But that led us both to comment how on the one hand it becomes very difficult to try to reproduce any of the food from varying periods in history with any kind of attempt at veracity. And on the other hand, how it seems that not many people are even trying anymore.

In fact, I’m starting to wonder if historic cooking is becoming a thing of the past! (Now doesn’t that start to sound like something Carrie Bradshaw would be typing?)

When I first started in this whole re-enactoring thing (long, long ago and reasonably far away) we didn’t have a lot of resources. There was Pleyn Delit. And….hmmm… maybe there was Pleyn Delit. Certainly that was one of the most available books.

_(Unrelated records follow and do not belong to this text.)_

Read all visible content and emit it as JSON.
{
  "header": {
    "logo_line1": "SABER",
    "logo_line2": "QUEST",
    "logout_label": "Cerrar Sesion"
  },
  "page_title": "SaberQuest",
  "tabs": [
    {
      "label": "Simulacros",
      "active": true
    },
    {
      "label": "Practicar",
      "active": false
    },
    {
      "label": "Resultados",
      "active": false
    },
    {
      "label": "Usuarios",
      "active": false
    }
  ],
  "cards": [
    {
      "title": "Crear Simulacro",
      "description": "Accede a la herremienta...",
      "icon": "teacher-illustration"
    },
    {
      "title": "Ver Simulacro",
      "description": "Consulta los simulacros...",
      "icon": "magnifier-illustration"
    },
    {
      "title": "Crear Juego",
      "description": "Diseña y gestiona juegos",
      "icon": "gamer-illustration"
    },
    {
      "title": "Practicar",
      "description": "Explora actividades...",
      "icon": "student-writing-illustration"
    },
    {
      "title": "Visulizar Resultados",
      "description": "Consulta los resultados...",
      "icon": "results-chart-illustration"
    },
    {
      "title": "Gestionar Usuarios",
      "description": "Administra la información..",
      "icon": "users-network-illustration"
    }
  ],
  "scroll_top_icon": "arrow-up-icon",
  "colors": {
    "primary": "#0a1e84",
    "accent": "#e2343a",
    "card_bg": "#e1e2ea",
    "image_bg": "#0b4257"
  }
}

It wasn’t even till I’d been in Ontario for a time that others even crossed my path, though I was already on the lookout for them. But perhaps we would have been excused for using the same recipes again and again. Or filling in gaps with something conjectural, just to flesh out the menu.

But there are so many new places to turn to now for easily available information. I ended up having to move my historical cookery book collection out of my kitchen bookshelves because they take up so much more room now. And I don’t can’t afford to collect even a fraction of what is out there.

But it seems we were doing more historic cooking when we had fewer recipes to choose from. Instead, it’s appeared over the last few years, that ‘ethnic’ cookery has replaced any use of historic cookbooks. (Where once we could have pointed that finger at ‘traditional’ recipes as standing in for real history.) And recently, even ethnic food seems to be giving way to what more resembles fairly ordinary restaurant food. ???

So…is period food old-fashioned?